That was the last I heard from Lewis for thirty plus years. I glimpsed him a couple times – once at Valley Fair and once at Santa Clara University – but I felt ugly and unprepared to run into an ex so I ducked out of sight. He never called and having taken the initiative in asking him to the Sadie, I wasn’t about to call him again.
This was the rule, not the exception, of how my relationships ended. Upon parting, we invariably promised to stay “good friends” after which we never spoke to each other again. Why was it so impossible to stay friends back then? None of my relationships ended in screaming or hatred – quite the opposite. I rarely if ever instigated the break-up although – looking back – in my passive-aggressive way, I drove more than one to dump me. I was sincere in my desire to stay friends but in those days, there was a stigma against girls calling boys – but maybe that’s just an excuse.
The internet – Facebook in particular – was a game-changer.
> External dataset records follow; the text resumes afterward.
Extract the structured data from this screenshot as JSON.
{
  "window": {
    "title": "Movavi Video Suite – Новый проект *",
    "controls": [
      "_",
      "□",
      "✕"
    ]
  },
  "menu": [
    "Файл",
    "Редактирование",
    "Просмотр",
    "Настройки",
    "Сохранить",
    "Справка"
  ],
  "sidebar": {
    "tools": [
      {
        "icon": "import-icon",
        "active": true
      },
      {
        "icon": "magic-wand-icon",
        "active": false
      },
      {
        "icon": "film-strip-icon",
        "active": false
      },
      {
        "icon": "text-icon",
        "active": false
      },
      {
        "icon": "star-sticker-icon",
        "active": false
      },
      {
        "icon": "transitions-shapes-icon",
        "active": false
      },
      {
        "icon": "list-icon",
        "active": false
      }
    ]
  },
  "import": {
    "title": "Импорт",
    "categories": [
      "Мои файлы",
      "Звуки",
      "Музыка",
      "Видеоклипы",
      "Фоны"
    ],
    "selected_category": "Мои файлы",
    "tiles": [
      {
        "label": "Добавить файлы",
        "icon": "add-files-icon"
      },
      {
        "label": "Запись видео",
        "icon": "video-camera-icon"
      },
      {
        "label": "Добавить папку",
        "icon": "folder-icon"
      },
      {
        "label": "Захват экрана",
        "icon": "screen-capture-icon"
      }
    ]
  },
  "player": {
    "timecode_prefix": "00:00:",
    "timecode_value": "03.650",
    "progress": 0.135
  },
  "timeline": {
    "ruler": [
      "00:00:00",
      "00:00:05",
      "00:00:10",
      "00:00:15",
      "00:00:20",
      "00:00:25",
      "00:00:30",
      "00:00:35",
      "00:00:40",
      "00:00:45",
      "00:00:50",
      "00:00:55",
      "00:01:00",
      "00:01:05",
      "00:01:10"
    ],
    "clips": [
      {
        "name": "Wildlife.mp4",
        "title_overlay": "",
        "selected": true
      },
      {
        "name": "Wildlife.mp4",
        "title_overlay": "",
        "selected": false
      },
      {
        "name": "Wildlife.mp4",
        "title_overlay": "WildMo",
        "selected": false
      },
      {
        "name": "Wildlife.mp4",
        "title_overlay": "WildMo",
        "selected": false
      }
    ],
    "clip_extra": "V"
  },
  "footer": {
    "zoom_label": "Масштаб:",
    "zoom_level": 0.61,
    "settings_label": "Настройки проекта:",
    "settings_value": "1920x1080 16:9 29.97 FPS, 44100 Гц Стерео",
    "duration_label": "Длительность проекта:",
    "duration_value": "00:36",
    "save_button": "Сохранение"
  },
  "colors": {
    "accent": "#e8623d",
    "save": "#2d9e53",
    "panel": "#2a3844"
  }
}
For starters, it’s a lot less threatening to send an email than pick up the telephone. The passage of time helps too – not many wounds remain raw after twenty or thirty years.
In my experience, in any given break-up, one of the people involved wants it more than the other. Even if the dumpee agrees to be friends, there’s a hidden agenda to be more than friends. Twenty or thirty years after the fact, no one expects a relationship to pick up where it left off – hence, it’s possible to form a genuine friendship based on what two people originally had in common. I’ve been lucky that way with several exes, Lewis among them. While I can’t call this phenomenon closure – because these friendships aren’t over, they’re ongoing – they satisfy my need to make sense of what happened all those years ago.